__Task__. For the records that follow, work out how many lines include "JSON" and give only that count.

__Given data__.
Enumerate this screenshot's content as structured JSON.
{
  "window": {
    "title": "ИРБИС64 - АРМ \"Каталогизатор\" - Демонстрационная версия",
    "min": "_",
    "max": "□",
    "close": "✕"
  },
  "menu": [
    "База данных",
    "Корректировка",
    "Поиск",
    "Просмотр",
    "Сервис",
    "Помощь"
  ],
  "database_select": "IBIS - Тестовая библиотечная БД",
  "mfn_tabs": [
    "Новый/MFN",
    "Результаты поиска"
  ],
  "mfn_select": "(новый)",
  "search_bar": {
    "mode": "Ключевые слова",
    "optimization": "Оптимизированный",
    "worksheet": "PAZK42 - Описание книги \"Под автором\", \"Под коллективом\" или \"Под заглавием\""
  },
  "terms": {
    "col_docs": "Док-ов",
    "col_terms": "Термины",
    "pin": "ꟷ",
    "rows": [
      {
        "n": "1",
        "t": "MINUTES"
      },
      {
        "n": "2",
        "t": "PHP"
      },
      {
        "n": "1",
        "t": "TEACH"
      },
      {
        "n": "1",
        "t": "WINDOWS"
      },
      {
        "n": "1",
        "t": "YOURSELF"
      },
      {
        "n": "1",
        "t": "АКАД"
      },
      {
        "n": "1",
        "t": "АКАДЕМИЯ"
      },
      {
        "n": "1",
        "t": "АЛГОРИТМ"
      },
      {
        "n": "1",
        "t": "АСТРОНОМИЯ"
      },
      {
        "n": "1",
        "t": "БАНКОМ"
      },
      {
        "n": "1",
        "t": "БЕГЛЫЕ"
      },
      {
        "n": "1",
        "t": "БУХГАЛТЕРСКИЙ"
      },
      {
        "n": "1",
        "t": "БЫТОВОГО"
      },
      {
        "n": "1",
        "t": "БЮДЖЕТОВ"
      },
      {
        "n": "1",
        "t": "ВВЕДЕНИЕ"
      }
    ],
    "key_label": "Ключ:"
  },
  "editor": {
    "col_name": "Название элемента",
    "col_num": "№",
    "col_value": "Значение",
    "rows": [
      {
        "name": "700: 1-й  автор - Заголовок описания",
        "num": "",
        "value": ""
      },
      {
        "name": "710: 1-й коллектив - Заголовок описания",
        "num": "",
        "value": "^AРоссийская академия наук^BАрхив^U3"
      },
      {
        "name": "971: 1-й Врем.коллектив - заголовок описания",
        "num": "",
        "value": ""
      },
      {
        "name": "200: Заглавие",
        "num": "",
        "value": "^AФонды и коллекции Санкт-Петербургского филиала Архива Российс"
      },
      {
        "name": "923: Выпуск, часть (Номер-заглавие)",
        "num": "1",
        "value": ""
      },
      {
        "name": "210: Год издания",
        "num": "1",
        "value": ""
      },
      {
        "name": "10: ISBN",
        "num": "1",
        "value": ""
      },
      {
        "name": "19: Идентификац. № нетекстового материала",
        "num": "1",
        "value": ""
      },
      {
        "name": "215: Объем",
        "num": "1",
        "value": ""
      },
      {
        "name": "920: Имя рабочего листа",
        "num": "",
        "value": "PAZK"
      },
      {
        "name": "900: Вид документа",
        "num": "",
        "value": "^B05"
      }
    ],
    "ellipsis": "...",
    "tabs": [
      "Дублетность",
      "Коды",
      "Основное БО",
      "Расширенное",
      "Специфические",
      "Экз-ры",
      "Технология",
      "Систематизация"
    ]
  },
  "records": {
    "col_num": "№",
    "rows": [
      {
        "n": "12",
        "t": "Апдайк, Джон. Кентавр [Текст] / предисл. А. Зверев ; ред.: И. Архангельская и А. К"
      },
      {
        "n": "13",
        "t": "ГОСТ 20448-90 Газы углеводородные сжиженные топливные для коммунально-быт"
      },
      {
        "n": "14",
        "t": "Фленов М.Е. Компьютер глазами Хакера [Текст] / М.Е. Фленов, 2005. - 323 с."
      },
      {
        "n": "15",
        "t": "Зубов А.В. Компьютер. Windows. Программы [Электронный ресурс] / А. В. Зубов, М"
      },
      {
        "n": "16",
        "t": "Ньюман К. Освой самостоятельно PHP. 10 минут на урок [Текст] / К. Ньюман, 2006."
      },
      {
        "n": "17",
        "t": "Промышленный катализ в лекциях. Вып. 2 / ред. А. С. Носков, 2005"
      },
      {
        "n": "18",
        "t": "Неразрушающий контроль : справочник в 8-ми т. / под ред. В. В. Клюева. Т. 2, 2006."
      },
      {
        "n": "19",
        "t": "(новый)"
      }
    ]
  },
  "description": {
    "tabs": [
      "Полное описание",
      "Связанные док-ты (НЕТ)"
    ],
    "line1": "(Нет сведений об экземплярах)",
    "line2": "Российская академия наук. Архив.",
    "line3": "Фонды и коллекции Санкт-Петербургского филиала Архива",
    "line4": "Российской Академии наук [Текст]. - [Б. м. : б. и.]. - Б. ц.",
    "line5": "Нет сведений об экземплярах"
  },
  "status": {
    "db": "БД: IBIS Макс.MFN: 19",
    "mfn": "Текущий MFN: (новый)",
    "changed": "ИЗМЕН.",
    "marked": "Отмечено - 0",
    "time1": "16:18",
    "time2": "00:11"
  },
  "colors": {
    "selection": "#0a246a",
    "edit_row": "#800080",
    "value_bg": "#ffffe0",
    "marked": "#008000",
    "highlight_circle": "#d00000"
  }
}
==
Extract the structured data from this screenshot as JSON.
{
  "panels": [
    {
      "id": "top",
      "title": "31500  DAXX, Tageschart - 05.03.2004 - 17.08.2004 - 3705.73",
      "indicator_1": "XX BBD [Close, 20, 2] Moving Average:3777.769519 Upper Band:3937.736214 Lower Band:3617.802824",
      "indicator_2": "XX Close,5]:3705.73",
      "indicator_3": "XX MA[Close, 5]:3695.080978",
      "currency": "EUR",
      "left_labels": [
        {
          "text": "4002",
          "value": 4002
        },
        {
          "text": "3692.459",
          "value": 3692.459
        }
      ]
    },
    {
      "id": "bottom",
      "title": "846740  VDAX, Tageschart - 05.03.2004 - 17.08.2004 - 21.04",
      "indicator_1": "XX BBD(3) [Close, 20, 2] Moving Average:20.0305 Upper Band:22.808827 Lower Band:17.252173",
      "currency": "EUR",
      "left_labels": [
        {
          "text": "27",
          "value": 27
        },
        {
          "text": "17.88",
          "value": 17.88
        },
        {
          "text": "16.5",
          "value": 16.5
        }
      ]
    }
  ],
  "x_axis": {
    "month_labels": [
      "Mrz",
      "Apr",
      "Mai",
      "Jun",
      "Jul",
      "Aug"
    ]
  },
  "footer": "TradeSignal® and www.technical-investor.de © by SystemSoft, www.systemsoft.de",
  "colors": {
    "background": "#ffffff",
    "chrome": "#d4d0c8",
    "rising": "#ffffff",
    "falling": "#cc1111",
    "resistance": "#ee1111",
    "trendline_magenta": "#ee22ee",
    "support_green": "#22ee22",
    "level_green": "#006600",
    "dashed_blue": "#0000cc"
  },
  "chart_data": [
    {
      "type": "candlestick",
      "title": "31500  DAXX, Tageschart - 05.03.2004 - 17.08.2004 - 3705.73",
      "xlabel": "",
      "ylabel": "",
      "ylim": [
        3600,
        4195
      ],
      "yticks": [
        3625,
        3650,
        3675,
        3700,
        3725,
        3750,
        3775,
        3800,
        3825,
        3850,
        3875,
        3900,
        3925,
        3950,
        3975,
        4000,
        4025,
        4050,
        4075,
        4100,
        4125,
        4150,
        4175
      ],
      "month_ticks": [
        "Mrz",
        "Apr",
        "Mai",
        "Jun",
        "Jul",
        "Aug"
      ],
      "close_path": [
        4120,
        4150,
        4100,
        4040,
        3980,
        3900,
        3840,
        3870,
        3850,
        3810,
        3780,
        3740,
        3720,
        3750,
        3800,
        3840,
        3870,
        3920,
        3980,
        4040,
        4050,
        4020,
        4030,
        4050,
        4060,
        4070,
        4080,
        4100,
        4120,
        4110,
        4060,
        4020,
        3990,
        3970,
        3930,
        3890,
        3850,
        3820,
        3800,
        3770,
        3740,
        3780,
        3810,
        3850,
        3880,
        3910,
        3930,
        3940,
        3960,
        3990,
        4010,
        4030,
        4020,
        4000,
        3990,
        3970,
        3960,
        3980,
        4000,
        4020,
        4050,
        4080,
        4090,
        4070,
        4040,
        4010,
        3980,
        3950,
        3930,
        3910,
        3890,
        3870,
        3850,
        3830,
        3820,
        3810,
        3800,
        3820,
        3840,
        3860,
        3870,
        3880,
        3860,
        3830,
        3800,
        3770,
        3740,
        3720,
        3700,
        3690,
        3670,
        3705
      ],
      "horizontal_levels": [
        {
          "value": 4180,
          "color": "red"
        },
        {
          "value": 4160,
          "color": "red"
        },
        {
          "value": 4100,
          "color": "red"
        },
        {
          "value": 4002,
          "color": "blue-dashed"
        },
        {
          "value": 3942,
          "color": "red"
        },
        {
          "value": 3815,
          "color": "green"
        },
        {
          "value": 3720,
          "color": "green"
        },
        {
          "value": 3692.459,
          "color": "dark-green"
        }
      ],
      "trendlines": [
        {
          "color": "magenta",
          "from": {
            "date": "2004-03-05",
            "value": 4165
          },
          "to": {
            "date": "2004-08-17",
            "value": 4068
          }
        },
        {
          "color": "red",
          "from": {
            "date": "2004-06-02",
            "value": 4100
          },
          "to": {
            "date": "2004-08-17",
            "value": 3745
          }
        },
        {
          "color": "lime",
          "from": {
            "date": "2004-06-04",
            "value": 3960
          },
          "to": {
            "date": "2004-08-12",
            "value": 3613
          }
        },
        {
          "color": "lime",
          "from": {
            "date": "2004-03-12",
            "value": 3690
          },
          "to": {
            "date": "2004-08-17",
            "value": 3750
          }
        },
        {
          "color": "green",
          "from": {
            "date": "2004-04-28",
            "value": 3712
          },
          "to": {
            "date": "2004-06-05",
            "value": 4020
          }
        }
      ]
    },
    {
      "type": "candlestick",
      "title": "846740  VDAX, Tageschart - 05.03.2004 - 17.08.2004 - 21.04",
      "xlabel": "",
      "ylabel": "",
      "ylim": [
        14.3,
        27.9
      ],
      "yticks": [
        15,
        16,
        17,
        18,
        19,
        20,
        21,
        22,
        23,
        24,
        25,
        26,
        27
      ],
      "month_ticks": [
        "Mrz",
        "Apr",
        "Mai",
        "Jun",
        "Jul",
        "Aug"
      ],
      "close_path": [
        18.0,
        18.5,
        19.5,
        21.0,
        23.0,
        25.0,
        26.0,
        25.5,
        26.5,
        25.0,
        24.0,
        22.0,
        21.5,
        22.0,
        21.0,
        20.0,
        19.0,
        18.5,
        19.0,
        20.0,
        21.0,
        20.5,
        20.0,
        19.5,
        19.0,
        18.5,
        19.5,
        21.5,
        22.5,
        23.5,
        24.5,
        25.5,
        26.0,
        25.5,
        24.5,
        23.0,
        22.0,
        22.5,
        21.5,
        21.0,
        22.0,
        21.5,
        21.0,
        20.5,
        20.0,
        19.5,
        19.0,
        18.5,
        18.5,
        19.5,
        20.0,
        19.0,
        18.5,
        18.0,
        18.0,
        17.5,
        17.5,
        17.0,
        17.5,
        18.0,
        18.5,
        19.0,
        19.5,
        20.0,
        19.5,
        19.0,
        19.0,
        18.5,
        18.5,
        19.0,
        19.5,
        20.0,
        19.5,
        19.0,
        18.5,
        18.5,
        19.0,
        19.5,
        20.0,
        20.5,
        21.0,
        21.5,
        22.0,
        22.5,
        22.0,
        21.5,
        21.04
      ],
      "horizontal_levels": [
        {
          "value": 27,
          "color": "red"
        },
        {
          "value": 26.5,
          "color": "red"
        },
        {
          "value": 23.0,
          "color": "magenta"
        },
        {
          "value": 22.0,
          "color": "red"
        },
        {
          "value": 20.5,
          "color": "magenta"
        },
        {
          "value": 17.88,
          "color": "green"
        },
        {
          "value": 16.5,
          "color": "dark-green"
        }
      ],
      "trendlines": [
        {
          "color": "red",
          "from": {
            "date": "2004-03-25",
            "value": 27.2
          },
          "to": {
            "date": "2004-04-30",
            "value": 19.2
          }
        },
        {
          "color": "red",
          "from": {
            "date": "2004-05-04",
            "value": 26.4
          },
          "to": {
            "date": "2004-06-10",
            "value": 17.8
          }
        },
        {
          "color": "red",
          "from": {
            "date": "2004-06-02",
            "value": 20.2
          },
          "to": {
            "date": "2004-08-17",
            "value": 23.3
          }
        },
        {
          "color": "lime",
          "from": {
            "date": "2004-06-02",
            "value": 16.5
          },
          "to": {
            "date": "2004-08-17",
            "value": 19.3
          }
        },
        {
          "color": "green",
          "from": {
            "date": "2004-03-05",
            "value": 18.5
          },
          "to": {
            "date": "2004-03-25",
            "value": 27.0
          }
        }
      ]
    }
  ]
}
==
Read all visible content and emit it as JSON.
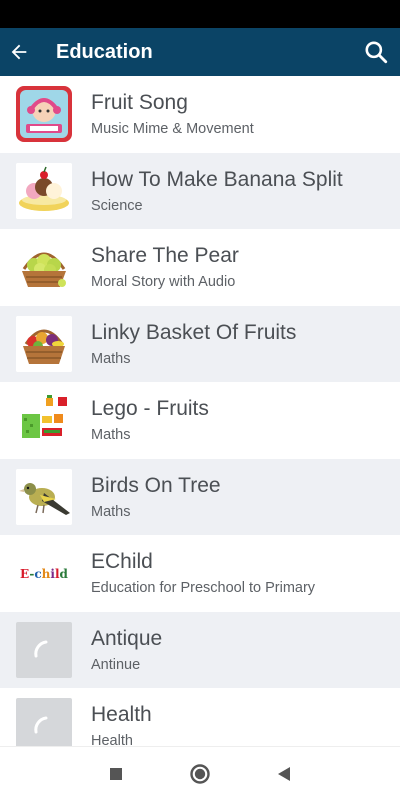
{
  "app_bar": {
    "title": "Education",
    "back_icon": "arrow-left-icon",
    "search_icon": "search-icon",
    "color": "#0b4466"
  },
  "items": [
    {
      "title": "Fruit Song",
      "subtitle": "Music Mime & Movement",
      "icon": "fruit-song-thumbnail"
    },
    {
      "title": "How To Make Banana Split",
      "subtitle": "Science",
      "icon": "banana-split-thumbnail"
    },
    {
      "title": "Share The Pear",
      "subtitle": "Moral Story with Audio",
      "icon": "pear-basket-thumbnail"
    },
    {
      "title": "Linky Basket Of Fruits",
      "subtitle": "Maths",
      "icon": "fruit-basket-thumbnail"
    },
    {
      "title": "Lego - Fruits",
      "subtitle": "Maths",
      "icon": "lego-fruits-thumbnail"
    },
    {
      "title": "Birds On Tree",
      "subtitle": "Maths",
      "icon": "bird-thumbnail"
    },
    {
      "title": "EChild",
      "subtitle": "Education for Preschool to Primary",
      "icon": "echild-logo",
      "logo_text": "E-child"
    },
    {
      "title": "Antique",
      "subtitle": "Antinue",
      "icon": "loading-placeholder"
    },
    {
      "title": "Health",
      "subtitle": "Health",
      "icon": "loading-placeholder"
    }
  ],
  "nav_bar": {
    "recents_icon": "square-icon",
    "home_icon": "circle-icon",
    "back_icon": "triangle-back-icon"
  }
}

__Task response__. 3